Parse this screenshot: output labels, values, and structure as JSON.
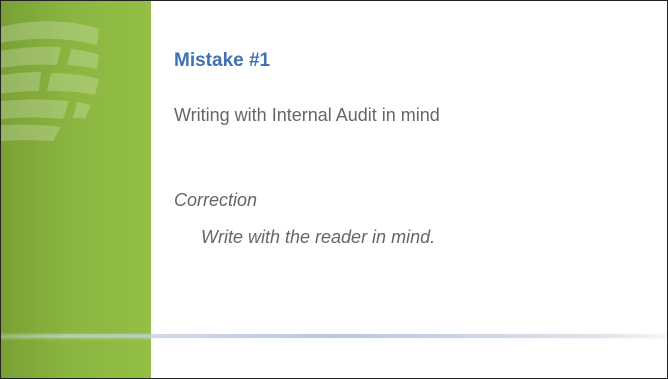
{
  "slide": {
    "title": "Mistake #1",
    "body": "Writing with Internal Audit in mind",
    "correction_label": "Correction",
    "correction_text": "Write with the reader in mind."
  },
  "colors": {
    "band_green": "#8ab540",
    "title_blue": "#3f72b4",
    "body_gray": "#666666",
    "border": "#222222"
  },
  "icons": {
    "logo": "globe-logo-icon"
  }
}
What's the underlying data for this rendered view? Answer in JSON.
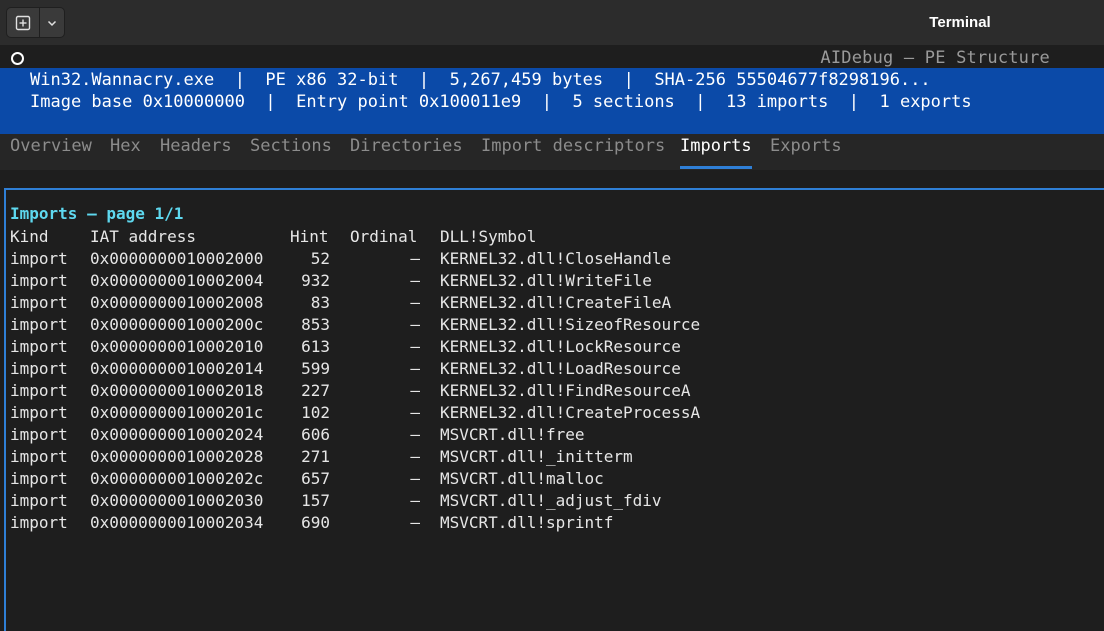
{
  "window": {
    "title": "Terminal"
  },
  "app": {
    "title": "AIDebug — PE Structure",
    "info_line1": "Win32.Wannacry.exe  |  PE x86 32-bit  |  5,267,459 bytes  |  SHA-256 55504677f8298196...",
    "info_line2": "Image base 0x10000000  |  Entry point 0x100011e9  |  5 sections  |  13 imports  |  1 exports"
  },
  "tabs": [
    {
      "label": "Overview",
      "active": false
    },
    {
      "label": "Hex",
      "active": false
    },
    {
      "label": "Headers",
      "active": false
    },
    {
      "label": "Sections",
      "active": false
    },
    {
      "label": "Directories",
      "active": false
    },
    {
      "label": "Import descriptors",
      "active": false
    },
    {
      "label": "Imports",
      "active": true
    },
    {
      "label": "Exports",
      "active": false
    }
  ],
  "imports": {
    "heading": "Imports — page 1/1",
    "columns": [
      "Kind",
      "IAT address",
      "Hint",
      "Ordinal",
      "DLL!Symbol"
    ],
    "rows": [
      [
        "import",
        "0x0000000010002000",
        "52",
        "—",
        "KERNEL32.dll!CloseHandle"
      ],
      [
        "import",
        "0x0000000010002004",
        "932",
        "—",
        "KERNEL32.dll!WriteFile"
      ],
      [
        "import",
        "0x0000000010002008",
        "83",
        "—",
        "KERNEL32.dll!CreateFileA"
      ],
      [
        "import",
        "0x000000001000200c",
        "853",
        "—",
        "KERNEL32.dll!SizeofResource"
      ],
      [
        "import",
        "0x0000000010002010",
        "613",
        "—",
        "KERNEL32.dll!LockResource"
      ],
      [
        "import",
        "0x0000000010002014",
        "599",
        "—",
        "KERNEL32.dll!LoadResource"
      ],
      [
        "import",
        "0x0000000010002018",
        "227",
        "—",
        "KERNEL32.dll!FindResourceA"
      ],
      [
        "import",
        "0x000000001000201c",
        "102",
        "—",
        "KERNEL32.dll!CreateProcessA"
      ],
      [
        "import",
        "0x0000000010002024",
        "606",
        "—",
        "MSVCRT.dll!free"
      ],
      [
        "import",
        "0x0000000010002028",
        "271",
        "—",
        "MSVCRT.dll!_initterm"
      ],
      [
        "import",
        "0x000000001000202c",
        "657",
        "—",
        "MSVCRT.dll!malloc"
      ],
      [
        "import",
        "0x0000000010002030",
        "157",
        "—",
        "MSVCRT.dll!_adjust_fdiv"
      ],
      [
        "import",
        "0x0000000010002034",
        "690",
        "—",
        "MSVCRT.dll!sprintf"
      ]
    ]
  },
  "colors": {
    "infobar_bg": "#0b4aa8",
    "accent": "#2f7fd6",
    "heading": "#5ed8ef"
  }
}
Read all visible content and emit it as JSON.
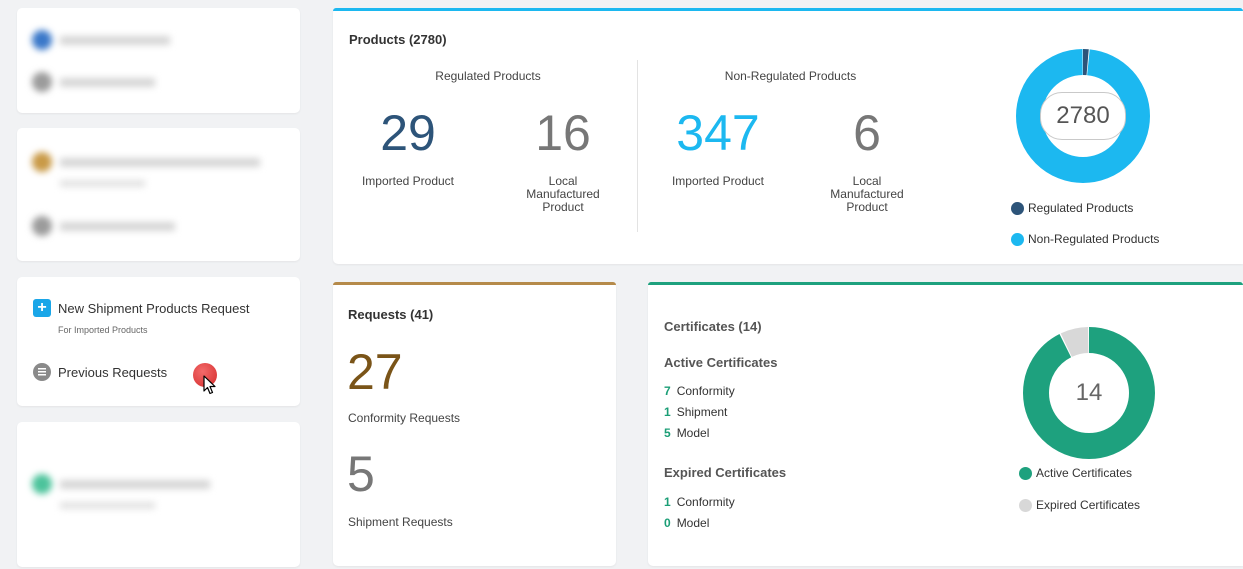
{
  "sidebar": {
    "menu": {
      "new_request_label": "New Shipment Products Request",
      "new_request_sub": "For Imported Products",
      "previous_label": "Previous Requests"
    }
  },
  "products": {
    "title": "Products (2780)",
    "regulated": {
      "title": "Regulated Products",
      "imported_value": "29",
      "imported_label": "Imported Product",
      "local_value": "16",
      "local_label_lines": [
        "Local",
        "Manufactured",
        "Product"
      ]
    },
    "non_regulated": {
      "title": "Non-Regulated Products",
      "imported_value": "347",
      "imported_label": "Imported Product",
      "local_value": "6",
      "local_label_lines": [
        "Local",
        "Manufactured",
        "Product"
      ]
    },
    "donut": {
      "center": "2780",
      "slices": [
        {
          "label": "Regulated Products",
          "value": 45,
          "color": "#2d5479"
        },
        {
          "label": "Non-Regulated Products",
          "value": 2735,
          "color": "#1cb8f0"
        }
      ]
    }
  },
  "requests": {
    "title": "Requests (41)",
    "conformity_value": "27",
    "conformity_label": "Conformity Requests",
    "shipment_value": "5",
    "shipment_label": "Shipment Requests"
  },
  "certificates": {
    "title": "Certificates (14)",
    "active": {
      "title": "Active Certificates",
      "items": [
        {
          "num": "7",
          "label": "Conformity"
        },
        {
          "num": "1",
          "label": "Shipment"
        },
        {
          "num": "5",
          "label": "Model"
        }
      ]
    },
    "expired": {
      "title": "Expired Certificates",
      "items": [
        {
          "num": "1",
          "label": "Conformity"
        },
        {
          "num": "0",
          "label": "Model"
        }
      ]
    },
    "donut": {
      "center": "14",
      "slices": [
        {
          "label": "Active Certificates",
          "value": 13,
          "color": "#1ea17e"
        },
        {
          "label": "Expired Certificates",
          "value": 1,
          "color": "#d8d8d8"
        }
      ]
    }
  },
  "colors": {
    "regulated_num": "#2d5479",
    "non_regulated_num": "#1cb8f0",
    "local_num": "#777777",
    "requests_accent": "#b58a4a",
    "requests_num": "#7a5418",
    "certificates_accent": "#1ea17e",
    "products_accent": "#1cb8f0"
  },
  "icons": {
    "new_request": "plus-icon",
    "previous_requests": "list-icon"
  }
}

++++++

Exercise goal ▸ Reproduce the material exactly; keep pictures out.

Completed exercise ▸
Parse this screenshot: output labels, values, and structure as JSON.
{
  "slide": {
    "title": "Mistake #1",
    "body": "Writing with Internal Audit in mind",
    "correction_label": "Correction",
    "correction_text": "Write with the reader in mind."
  },
  "colors": {
    "band_green": "#8ab540",
    "title_blue": "#3f72b4",
    "body_gray": "#666666",
    "border": "#222222"
  },
  "icons": {
    "logo": "globe-logo-icon"
  }
}
What's the underlying data for this rendered view? Answer in JSON.
{
  "window": {
    "title": "Terminal"
  },
  "app": {
    "title": "AIDebug — PE Structure",
    "info_line1": "Win32.Wannacry.exe  |  PE x86 32-bit  |  5,267,459 bytes  |  SHA-256 55504677f8298196...",
    "info_line2": "Image base 0x10000000  |  Entry point 0x100011e9  |  5 sections  |  13 imports  |  1 exports"
  },
  "tabs": [
    {
      "label": "Overview",
      "active": false
    },
    {
      "label": "Hex",
      "active": false
    },
    {
      "label": "Headers",
      "active": false
    },
    {
      "label": "Sections",
      "active": false
    },
    {
      "label": "Directories",
      "active": false
    },
    {
      "label": "Import descriptors",
      "active": false
    },
    {
      "label": "Imports",
      "active": true
    },
    {
      "label": "Exports",
      "active": false
    }
  ],
  "imports": {
    "heading": "Imports — page 1/1",
    "columns": [
      "Kind",
      "IAT address",
      "Hint",
      "Ordinal",
      "DLL!Symbol"
    ],
    "rows": [
      [
        "import",
        "0x0000000010002000",
        "52",
        "—",
        "KERNEL32.dll!CloseHandle"
      ],
      [
        "import",
        "0x0000000010002004",
        "932",
        "—",
        "KERNEL32.dll!WriteFile"
      ],
      [
        "import",
        "0x0000000010002008",
        "83",
        "—",
        "KERNEL32.dll!CreateFileA"
      ],
      [
        "import",
        "0x000000001000200c",
        "853",
        "—",
        "KERNEL32.dll!SizeofResource"
      ],
      [
        "import",
        "0x0000000010002010",
        "613",
        "—",
        "KERNEL32.dll!LockResource"
      ],
      [
        "import",
        "0x0000000010002014",
        "599",
        "—",
        "KERNEL32.dll!LoadResource"
      ],
      [
        "import",
        "0x0000000010002018",
        "227",
        "—",
        "KERNEL32.dll!FindResourceA"
      ],
      [
        "import",
        "0x000000001000201c",
        "102",
        "—",
        "KERNEL32.dll!CreateProcessA"
      ],
      [
        "import",
        "0x0000000010002024",
        "606",
        "—",
        "MSVCRT.dll!free"
      ],
      [
        "import",
        "0x0000000010002028",
        "271",
        "—",
        "MSVCRT.dll!_initterm"
      ],
      [
        "import",
        "0x000000001000202c",
        "657",
        "—",
        "MSVCRT.dll!malloc"
      ],
      [
        "import",
        "0x0000000010002030",
        "157",
        "—",
        "MSVCRT.dll!_adjust_fdiv"
      ],
      [
        "import",
        "0x0000000010002034",
        "690",
        "—",
        "MSVCRT.dll!sprintf"
      ]
    ]
  },
  "colors": {
    "infobar_bg": "#0b4aa8",
    "accent": "#2f7fd6",
    "heading": "#5ed8ef"
  }
}
Read all visible content and emit it as JSON.
{
  "sidebar": {
    "menu": {
      "new_request_label": "New Shipment Products Request",
      "new_request_sub": "For Imported Products",
      "previous_label": "Previous Requests"
    }
  },
  "products": {
    "title": "Products (2780)",
    "regulated": {
      "title": "Regulated Products",
      "imported_value": "29",
      "imported_label": "Imported Product",
      "local_value": "16",
      "local_label_lines": [
        "Local",
        "Manufactured",
        "Product"
      ]
    },
    "non_regulated": {
      "title": "Non-Regulated Products",
      "imported_value": "347",
      "imported_label": "Imported Product",
      "local_value": "6",
      "local_label_lines": [
        "Local",
        "Manufactured",
        "Product"
      ]
    },
    "donut": {
      "center": "2780",
      "slices": [
        {
          "label": "Regulated Products",
          "value": 45,
          "color": "#2d5479"
        },
        {
          "label": "Non-Regulated Products",
          "value": 2735,
          "color": "#1cb8f0"
        }
      ]
    }
  },
  "requests": {
    "title": "Requests (41)",
    "conformity_value": "27",
    "conformity_label": "Conformity Requests",
    "shipment_value": "5",
    "shipment_label": "Shipment Requests"
  },
  "certificates": {
    "title": "Certificates (14)",
    "active": {
      "title": "Active Certificates",
      "items": [
        {
          "num": "7",
          "label": "Conformity"
        },
        {
          "num": "1",
          "label": "Shipment"
        },
        {
          "num": "5",
          "label": "Model"
        }
      ]
    },
    "expired": {
      "title": "Expired Certificates",
      "items": [
        {
          "num": "1",
          "label": "Conformity"
        },
        {
          "num": "0",
          "label": "Model"
        }
      ]
    },
    "donut": {
      "center": "14",
      "slices": [
        {
          "label": "Active Certificates",
          "value": 13,
          "color": "#1ea17e"
        },
        {
          "label": "Expired Certificates",
          "value": 1,
          "color": "#d8d8d8"
        }
      ]
    }
  },
  "colors": {
    "regulated_num": "#2d5479",
    "non_regulated_num": "#1cb8f0",
    "local_num": "#777777",
    "requests_accent": "#b58a4a",
    "requests_num": "#7a5418",
    "certificates_accent": "#1ea17e",
    "products_accent": "#1cb8f0"
  },
  "icons": {
    "new_request": "plus-icon",
    "previous_requests": "list-icon"
  }
}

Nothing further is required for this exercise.